▶ [HOW TO COMPLETE THIS TASK] Below are the records. List every line holding the word "white".

▼▼▼

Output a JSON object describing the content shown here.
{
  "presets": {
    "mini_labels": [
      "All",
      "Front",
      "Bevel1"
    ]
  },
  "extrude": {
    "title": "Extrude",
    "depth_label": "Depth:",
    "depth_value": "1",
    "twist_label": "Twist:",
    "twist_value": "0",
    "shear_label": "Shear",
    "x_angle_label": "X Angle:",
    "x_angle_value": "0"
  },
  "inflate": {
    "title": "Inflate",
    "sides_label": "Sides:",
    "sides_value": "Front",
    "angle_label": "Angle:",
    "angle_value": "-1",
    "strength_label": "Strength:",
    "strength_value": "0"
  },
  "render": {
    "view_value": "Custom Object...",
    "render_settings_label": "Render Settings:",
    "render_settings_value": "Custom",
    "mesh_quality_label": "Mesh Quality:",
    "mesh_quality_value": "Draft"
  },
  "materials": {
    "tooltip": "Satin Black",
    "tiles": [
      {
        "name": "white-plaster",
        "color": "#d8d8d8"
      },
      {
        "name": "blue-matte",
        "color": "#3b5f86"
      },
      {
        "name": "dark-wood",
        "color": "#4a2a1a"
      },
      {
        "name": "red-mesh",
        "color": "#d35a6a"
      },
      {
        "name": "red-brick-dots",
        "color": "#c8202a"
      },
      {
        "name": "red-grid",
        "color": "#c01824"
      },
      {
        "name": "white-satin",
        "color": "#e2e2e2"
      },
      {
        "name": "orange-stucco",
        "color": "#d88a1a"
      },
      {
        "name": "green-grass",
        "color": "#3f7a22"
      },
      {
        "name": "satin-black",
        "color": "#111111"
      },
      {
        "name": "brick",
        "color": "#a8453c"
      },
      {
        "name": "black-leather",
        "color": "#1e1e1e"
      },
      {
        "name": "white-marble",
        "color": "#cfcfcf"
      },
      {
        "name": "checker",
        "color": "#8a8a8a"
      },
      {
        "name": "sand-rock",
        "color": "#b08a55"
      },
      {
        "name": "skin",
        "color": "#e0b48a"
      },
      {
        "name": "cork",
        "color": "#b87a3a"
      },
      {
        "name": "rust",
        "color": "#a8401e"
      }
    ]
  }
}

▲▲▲

▶ [RESULT OF THIS EXERCISE]
        "name": "white-plaster",
        "name": "white-satin",
        "name": "white-marble",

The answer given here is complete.